Adam Dodek, “Lawyering at the Intersection of Public Law and Legal Ethics: Government Lawyers as Custodians of the Rule of Law” (2010) 33 (1) Dalhousie Law Journal.
Abstract: Government lawyers are significant actors in the Canadian legal profession, yet they are largely ignored by regulators and by academic scholarship. The dominant view of lawyering fails to adequately capture the unique role of government lawyers. Government lawyers are different from other lawyers by virtue of their role in creating and upholding the rule of law. Most accounts of government lawyers separate public law duties of government from ethical duties of lawyers; for example, acknowledging the “public interest” role of government lawyers but asserting that this has no impact on their ethical duties as lawyers. Instead of this compartmentalized approach, this article advocates a unified vision of the roles and responsibilities of government lawyers. Examining the role of government lawyers should start by recognizing that they operate at the intersection of public law and legal ethics. Government lawyers are not simply lawyers working in the public sector. Nor are they simply public servants who happen to be lawyers. They are both lawyers and public servants at the same time. This creates unique tensions, problems and responsibilities for government lawyers.

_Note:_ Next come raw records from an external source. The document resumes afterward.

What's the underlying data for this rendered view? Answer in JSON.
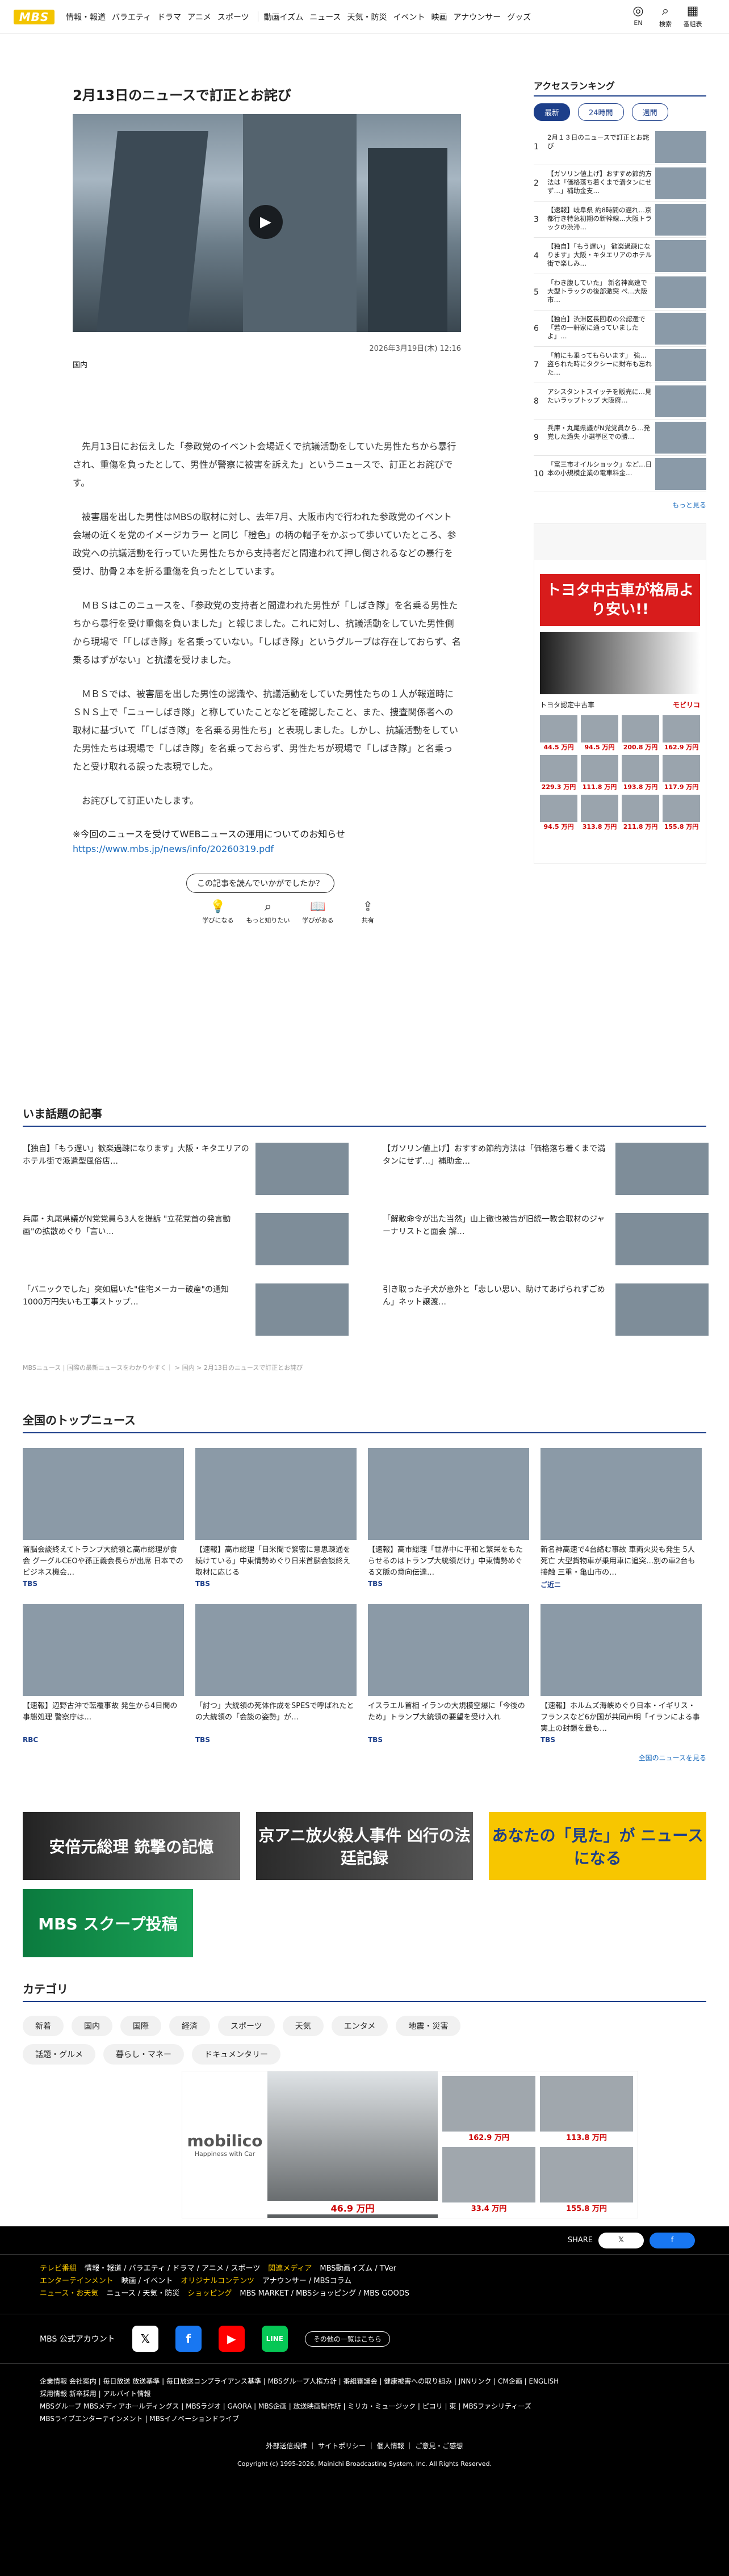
{
  "header": {
    "logo": "MBS",
    "nav1": [
      "情報・報道",
      "バラエティ",
      "ドラマ",
      "アニメ",
      "スポーツ"
    ],
    "nav2": [
      "動画イズム",
      "ニュース",
      "天気・防災",
      "イベント",
      "映画",
      "アナウンサー",
      "グッズ"
    ],
    "icons": [
      {
        "label": "EN",
        "icon": "globe-icon"
      },
      {
        "label": "検索",
        "icon": "search-icon"
      },
      {
        "label": "番組表",
        "icon": "grid-icon"
      }
    ]
  },
  "article": {
    "title": "2月13日のニュースで訂正とお詫び",
    "date": "2026年3月19日(木) 12:16",
    "category": "国内",
    "paragraphs": [
      "先月13日にお伝えした「参政党のイベント会場近くで抗議活動をしていた男性たちから暴行され、重傷を負ったとして、男性が警察に被害を訴えた」というニュースで、訂正とお詫びです。",
      "被害届を出した男性はMBSの取材に対し、去年7月、大阪市内で行われた参政党のイベント会場の近くを党のイメージカラー と同じ「橙色」の柄の帽子をかぶって歩いていたところ、参政党への抗議活動を行っていた男性たちから支持者だと間違われて押し倒されるなどの暴行を受け、肋骨２本を折る重傷を負ったとしています。",
      "ＭＢＳはこのニュースを、「参政党の支持者と間違われた男性が「しばき隊」を名乗る男性たちから暴行を受け重傷を負いました」と報じました。これに対し、抗議活動をしていた男性側から現場で「「しばき隊」を名乗っていない。「しばき隊」というグループは存在しておらず、名乗るはずがない」と抗議を受けました。",
      "ＭＢＳでは、被害届を出した男性の認識や、抗議活動をしていた男性たちの１人が報道時にＳＮＳ上で「ニューしばき隊」と称していたことなどを確認したこと、また、捜査関係者への取材に基づいて「「しばき隊」を名乗る男性たち」と表現しました。しかし、抗議活動をしていた男性たちは現場で「しばき隊」を名乗っておらず、男性たちが現場で「しばき隊」と名乗ったと受け取れる誤った表現でした。",
      "お詫びして訂正いたします。"
    ],
    "note": "※今回のニュースを受けてWEBニュースの運用についてのお知らせ",
    "note_link": "https://www.mbs.jp/news/info/20260319.pdf",
    "feedback_question": "この記事を読んでいかがでしたか？",
    "reactions": [
      {
        "label": "学びになる",
        "icon": "bulb-icon"
      },
      {
        "label": "もっと知りたい",
        "icon": "search-icon"
      },
      {
        "label": "学びがある",
        "icon": "book-icon"
      },
      {
        "label": "共有",
        "icon": "share-icon"
      }
    ]
  },
  "sidebar": {
    "title": "アクセスランキング",
    "tabs": [
      "最新",
      "24時間",
      "週間"
    ],
    "ranking": [
      "2月１３日のニュースで訂正とお詫び",
      "【ガソリン値上げ】おすすめ節約方法は「価格落ち着くまで満タンにせず…」補助金支…",
      "【速報】岐阜県 約8時間の遅れ…京都行き特急初期の新幹線…大阪トラックの渋滞…",
      "【独自】「もう遅い」 歓楽過疎になります」大阪・キタエリアのホテル街で楽しみ…",
      "「わき腹していた」 新名神高速で大型トラックの後部激突 ペ…大阪市…",
      "【独自】渋滞区長回収の公認選で「若の一軒家に通っていましたよ」…",
      "「前にも乗ってもらいます」 強…盗られた時にタクシーに財布も忘れた…",
      "アシスタントスイッチを販売に…見たいラップトップ 大阪府…",
      "兵庫・丸尾県議がN党党員から…発覚した過失 小選挙区での勝…",
      "「富三市オイルショック」など…日本の小規模企業の電車料金…"
    ],
    "more": "もっと見る",
    "ad": {
      "headline": "トヨタ中古車が格局より安い!!",
      "brand": "トヨタ認定中古車",
      "shop": "モビリコ",
      "prices": [
        "44.5 万円",
        "94.5 万円",
        "200.8 万円",
        "162.9 万円",
        "229.3 万円",
        "111.8 万円",
        "193.8 万円",
        "117.9 万円",
        "94.5 万円",
        "313.8 万円",
        "211.8 万円",
        "155.8 万円"
      ]
    }
  },
  "hot": {
    "title": "いま話題の記事",
    "items": [
      "【独自】「もう遅い」歓楽過疎になります」大阪・キタエリアのホテル街で派遣型風俗店…",
      "【ガソリン値上げ】おすすめ節約方法は「価格落ち着くまで満タンにせず…」補助金…",
      "兵庫・丸尾県議がN党党員ら3人を提訴 \"立花党首の発言動画\"の拡散めぐり「言い…",
      "「解散命令が出た当然」山上徹也被告が旧統一教会取材のジャーナリストと面会 解…",
      "「バニックでした」突如届いた\"住宅メーカー破産\"の通知 1000万円失いも工事ストップ…",
      "引き取った子犬が意外と「悲しい思い、助けてあげられずごめん」ネット譲渡…"
    ],
    "breadcrumb": "MBSニュース | 国際の最新ニュースをわかりやすく｜ > 国内 > 2月13日のニュースで訂正とお詫び"
  },
  "top": {
    "title": "全国のトップニュース",
    "items": [
      {
        "text": "首脳会談終えてトランプ大統領と高市総理が食会 グーグルCEOや孫正義会長らが出席 日本でのビジネス機会…",
        "src": "TBS"
      },
      {
        "text": "【速報】高市総理「日米間で緊密に意思疎通を続けている」中東情勢めぐり日米首脳会談終え取材に応じる",
        "src": "TBS"
      },
      {
        "text": "【速報】高市総理「世界中に平和と繁栄をもたらせるのはトランプ大統領だけ」中東情勢めぐる文脈の意向伝達…",
        "src": "TBS"
      },
      {
        "text": "新名神高速で4台絡む事故 車両火災も発生 5人死亡 大型貨物車が乗用車に追突…別の車2台も接触 三重・亀山市の…",
        "src": "ご近ニ"
      },
      {
        "text": "【速報】辺野古沖で転覆事故 発生から4日間の事態処理 警察庁は…",
        "src": "RBC"
      },
      {
        "text": "「討つ」大統領の死体作成をSPESで呼ばれたとの大統領の「会談の姿勢」が…",
        "src": "TBS"
      },
      {
        "text": "イスラエル首相 イランの大規模空爆に「今後のため」トランプ大統領の要望を受け入れ",
        "src": "TBS"
      },
      {
        "text": "【速報】ホルムズ海峡めぐり日本・イギリス・フランスなど6か国が共同声明「イランによる事実上の封鎖を最も…",
        "src": "TBS"
      }
    ],
    "more": "全国のニュースを見る"
  },
  "banners": [
    {
      "text": "安倍元総理 銃撃の記憶"
    },
    {
      "text": "京アニ放火殺人事件 凶行の法廷記録"
    },
    {
      "text": "あなたの「見た」が ニュースになる"
    }
  ],
  "scoop": "MBS スクープ投稿",
  "categories": {
    "title": "カテゴリ",
    "items": [
      "新着",
      "国内",
      "国際",
      "経済",
      "スポーツ",
      "天気",
      "エンタメ",
      "地震・災害",
      "話題・グルメ",
      "暮らし・マネー",
      "ドキュメンタリー"
    ]
  },
  "ad2": {
    "brand": "mobilico",
    "tagline": "Happiness with Car",
    "prices": [
      "46.9 万円",
      "162.9 万円",
      "113.8 万円",
      "33.4 万円",
      "155.8 万円"
    ]
  },
  "footer": {
    "share": "SHARE",
    "rows": [
      [
        "テレビ番組",
        "情報・報道 / バラエティ / ドラマ / アニメ / スポーツ",
        "関連メディア",
        "MBS動画イズム / TVer"
      ],
      [
        "エンターテインメント",
        "映画 / イベント",
        "オリジナルコンテンツ",
        "アナウンサー / MBSコラム"
      ],
      [
        "ニュース・お天気",
        "ニュース / 天気・防災",
        "ショッピング",
        "MBS MARKET / MBSショッピング / MBS GOODS"
      ]
    ],
    "official": "MBS 公式アカウント",
    "more_official": "その他の一覧はこちら",
    "links": "企業情報 会社案内 | 毎日放送 放送基準 | 毎日放送コンプライアンス基準 | MBSグループ人権方針 | 番組審議会 | 健康被害への取り組み | JNNリンク | CM企画 | ENGLISH",
    "links2": "採用情報 新卒採用 | アルバイト情報",
    "links3": "MBSグループ MBSメディアホールディングス | MBSラジオ | GAORA | MBS企画 | 放送映画製作所 | ミリカ・ミュージック | ピコリ | 東 | MBSファシリティーズ",
    "links4": "MBSライブエンターテインメント | MBSイノベーションドライブ",
    "center": "外部送信規律 ｜ サイトポリシー ｜ 個人情報 ｜ ご意見・ご感想",
    "copyright": "Copyright (c) 1995-2026, Mainichi Broadcasting System, Inc. All Rights Reserved."
  }
}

Government lawyers do owe a higher ethical duty than other lawyers which is explained through the concept of government lawyers as custodians of the rule of law. Existing forms of regulation are adequate for public protection but insufficient in public law terms to address concerns regarding the exercise of public power. Additional forms of accountability should be created including the development of specific codes of conduct for government lawyers, proactive disclosure and the creation of an Office of Professional Responsibility within federal and provincial departments of justice.
For link to the SSRN copy, click HERE.